EXERCISE MATERIALS »
[Start of section]

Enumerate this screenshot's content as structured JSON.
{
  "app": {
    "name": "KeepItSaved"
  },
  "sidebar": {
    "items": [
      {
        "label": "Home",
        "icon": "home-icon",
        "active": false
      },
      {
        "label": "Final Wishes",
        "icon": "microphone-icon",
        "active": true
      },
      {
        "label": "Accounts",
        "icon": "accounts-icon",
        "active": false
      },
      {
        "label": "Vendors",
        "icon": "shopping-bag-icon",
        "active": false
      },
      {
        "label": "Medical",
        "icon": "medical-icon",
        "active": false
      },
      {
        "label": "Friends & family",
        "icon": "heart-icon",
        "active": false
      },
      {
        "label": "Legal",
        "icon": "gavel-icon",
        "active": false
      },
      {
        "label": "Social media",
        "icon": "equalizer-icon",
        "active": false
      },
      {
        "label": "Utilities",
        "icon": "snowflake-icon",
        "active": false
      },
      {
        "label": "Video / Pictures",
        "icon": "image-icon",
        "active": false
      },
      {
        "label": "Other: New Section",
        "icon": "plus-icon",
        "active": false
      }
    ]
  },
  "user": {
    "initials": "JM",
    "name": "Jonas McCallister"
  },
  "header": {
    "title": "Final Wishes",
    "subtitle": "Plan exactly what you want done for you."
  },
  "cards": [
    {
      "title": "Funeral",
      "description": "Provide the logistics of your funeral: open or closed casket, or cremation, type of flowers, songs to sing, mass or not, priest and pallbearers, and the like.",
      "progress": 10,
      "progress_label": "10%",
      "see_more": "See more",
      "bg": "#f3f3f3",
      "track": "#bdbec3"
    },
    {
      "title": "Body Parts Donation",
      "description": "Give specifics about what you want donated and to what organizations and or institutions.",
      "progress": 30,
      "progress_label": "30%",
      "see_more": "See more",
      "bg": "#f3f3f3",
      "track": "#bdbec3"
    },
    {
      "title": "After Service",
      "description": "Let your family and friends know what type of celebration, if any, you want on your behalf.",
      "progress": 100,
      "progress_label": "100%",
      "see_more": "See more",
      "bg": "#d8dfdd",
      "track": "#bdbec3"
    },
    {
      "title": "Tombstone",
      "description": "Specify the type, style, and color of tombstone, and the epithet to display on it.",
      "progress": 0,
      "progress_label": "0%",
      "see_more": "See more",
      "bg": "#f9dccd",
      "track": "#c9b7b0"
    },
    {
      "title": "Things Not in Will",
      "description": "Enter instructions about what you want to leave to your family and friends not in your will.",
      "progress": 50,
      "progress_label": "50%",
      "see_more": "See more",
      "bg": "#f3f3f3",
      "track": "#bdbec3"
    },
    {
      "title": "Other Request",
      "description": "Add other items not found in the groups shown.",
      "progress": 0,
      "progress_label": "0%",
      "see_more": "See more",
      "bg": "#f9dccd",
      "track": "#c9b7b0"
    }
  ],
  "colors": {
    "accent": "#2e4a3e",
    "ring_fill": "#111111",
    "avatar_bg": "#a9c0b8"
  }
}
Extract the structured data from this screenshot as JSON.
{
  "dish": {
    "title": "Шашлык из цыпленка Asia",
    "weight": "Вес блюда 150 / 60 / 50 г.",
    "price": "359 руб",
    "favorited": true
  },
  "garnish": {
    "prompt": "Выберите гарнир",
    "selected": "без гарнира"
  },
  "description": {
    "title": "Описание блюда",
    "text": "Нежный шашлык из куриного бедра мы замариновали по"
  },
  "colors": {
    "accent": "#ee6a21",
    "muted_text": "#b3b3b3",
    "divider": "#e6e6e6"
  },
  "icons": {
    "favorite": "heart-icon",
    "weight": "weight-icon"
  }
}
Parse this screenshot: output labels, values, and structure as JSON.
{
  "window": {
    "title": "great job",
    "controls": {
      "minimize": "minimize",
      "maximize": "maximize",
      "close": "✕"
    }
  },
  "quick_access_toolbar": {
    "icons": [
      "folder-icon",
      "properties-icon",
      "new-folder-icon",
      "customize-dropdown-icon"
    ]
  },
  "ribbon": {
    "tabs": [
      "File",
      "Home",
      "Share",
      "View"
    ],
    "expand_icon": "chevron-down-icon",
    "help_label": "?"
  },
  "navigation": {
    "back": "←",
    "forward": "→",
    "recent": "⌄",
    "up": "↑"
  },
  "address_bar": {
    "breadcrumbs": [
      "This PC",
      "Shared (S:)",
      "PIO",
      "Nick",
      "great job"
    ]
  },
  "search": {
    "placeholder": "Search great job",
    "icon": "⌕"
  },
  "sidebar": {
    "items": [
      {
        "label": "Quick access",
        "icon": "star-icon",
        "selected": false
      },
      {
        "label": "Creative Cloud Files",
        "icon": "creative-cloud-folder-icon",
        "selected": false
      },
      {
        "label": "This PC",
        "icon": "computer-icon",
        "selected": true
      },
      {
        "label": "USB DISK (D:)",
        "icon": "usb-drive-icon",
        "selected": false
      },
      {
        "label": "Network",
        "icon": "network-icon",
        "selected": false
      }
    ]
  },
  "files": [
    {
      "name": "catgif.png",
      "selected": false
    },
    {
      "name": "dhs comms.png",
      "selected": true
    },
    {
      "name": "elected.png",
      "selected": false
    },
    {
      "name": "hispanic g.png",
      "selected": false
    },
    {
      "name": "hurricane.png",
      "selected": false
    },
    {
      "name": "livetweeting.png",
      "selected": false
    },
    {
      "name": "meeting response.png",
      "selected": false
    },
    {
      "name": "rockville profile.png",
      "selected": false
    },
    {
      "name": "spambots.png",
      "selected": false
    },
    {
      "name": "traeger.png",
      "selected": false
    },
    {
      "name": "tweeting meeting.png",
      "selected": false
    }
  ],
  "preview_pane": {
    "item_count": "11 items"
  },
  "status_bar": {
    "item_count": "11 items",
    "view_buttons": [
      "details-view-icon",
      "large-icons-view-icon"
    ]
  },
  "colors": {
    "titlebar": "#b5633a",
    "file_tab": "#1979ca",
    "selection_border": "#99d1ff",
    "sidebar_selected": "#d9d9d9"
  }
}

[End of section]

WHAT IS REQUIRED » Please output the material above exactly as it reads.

COMPLETED TASK »
Enumerate this screenshot's content as structured JSON.
{
  "app": {
    "name": "KeepItSaved"
  },
  "sidebar": {
    "items": [
      {
        "label": "Home",
        "icon": "home-icon",
        "active": false
      },
      {
        "label": "Final Wishes",
        "icon": "microphone-icon",
        "active": true
      },
      {
        "label": "Accounts",
        "icon": "accounts-icon",
        "active": false
      },
      {
        "label": "Vendors",
        "icon": "shopping-bag-icon",
        "active": false
      },
      {
        "label": "Medical",
        "icon": "medical-icon",
        "active": false
      },
      {
        "label": "Friends & family",
        "icon": "heart-icon",
        "active": false
      },
      {
        "label": "Legal",
        "icon": "gavel-icon",
        "active": false
      },
      {
        "label": "Social media",
        "icon": "equalizer-icon",
        "active": false
      },
      {
        "label": "Utilities",
        "icon": "snowflake-icon",
        "active": false
      },
      {
        "label": "Video / Pictures",
        "icon": "image-icon",
        "active": false
      },
      {
        "label": "Other: New Section",
        "icon": "plus-icon",
        "active": false
      }
    ]
  },
  "user": {
    "initials": "JM",
    "name": "Jonas McCallister"
  },
  "header": {
    "title": "Final Wishes",
    "subtitle": "Plan exactly what you want done for you."
  },
  "cards": [
    {
      "title": "Funeral",
      "description": "Provide the logistics of your funeral: open or closed casket, or cremation, type of flowers, songs to sing, mass or not, priest and pallbearers, and the like.",
      "progress": 10,
      "progress_label": "10%",
      "see_more": "See more",
      "bg": "#f3f3f3",
      "track": "#bdbec3"
    },
    {
      "title": "Body Parts Donation",
      "description": "Give specifics about what you want donated and to what organizations and or institutions.",
      "progress": 30,
      "progress_label": "30%",
      "see_more": "See more",
      "bg": "#f3f3f3",
      "track": "#bdbec3"
    },
    {
      "title": "After Service",
      "description": "Let your family and friends know what type of celebration, if any, you want on your behalf.",
      "progress": 100,
      "progress_label": "100%",
      "see_more": "See more",
      "bg": "#d8dfdd",
      "track": "#bdbec3"
    },
    {
      "title": "Tombstone",
      "description": "Specify the type, style, and color of tombstone, and the epithet to display on it.",
      "progress": 0,
      "progress_label": "0%",
      "see_more": "See more",
      "bg": "#f9dccd",
      "track": "#c9b7b0"
    },
    {
      "title": "Things Not in Will",
      "description": "Enter instructions about what you want to leave to your family and friends not in your will.",
      "progress": 50,
      "progress_label": "50%",
      "see_more": "See more",
      "bg": "#f3f3f3",
      "track": "#bdbec3"
    },
    {
      "title": "Other Request",
      "description": "Add other items not found in the groups shown.",
      "progress": 0,
      "progress_label": "0%",
      "see_more": "See more",
      "bg": "#f9dccd",
      "track": "#c9b7b0"
    }
  ],
  "colors": {
    "accent": "#2e4a3e",
    "ring_fill": "#111111",
    "avatar_bg": "#a9c0b8"
  }
}
Extract the structured data from this screenshot as JSON.
{
  "dish": {
    "title": "Шашлык из цыпленка Asia",
    "weight": "Вес блюда 150 / 60 / 50 г.",
    "price": "359 руб",
    "favorited": true
  },
  "garnish": {
    "prompt": "Выберите гарнир",
    "selected": "без гарнира"
  },
  "description": {
    "title": "Описание блюда",
    "text": "Нежный шашлык из куриного бедра мы замариновали по"
  },
  "colors": {
    "accent": "#ee6a21",
    "muted_text": "#b3b3b3",
    "divider": "#e6e6e6"
  },
  "icons": {
    "favorite": "heart-icon",
    "weight": "weight-icon"
  }
}
Parse this screenshot: output labels, values, and structure as JSON.
{
  "window": {
    "title": "great job",
    "controls": {
      "minimize": "minimize",
      "maximize": "maximize",
      "close": "✕"
    }
  },
  "quick_access_toolbar": {
    "icons": [
      "folder-icon",
      "properties-icon",
      "new-folder-icon",
      "customize-dropdown-icon"
    ]
  },
  "ribbon": {
    "tabs": [
      "File",
      "Home",
      "Share",
      "View"
    ],
    "expand_icon": "chevron-down-icon",
    "help_label": "?"
  },
  "navigation": {
    "back": "←",
    "forward": "→",
    "recent": "⌄",
    "up": "↑"
  },
  "address_bar": {
    "breadcrumbs": [
      "This PC",
      "Shared (S:)",
      "PIO",
      "Nick",
      "great job"
    ]
  },
  "search": {
    "placeholder": "Search great job",
    "icon": "⌕"
  },
  "sidebar": {
    "items": [
      {
        "label": "Quick access",
        "icon": "star-icon",
        "selected": false
      },
      {
        "label": "Creative Cloud Files",
        "icon": "creative-cloud-folder-icon",
        "selected": false
      },
      {
        "label": "This PC",
        "icon": "computer-icon",
        "selected": true
      },
      {
        "label": "USB DISK (D:)",
        "icon": "usb-drive-icon",
        "selected": false
      },
      {
        "label": "Network",
        "icon": "network-icon",
        "selected": false
      }
    ]
  },
  "files": [
    {
      "name": "catgif.png",
      "selected": false
    },
    {
      "name": "dhs comms.png",
      "selected": true
    },
    {
      "name": "elected.png",
      "selected": false
    },
    {
      "name": "hispanic g.png",
      "selected": false
    },
    {
      "name": "hurricane.png",
      "selected": false
    },
    {
      "name": "livetweeting.png",
      "selected": false
    },
    {
      "name": "meeting response.png",
      "selected": false
    },
    {
      "name": "rockville profile.png",
      "selected": false
    },
    {
      "name": "spambots.png",
      "selected": false
    },
    {
      "name": "traeger.png",
      "selected": false
    },
    {
      "name": "tweeting meeting.png",
      "selected": false
    }
  ],
  "preview_pane": {
    "item_count": "11 items"
  },
  "status_bar": {
    "item_count": "11 items",
    "view_buttons": [
      "details-view-icon",
      "large-icons-view-icon"
    ]
  },
  "colors": {
    "titlebar": "#b5633a",
    "file_tab": "#1979ca",
    "selection_border": "#99d1ff",
    "sidebar_selected": "#d9d9d9"
  }
}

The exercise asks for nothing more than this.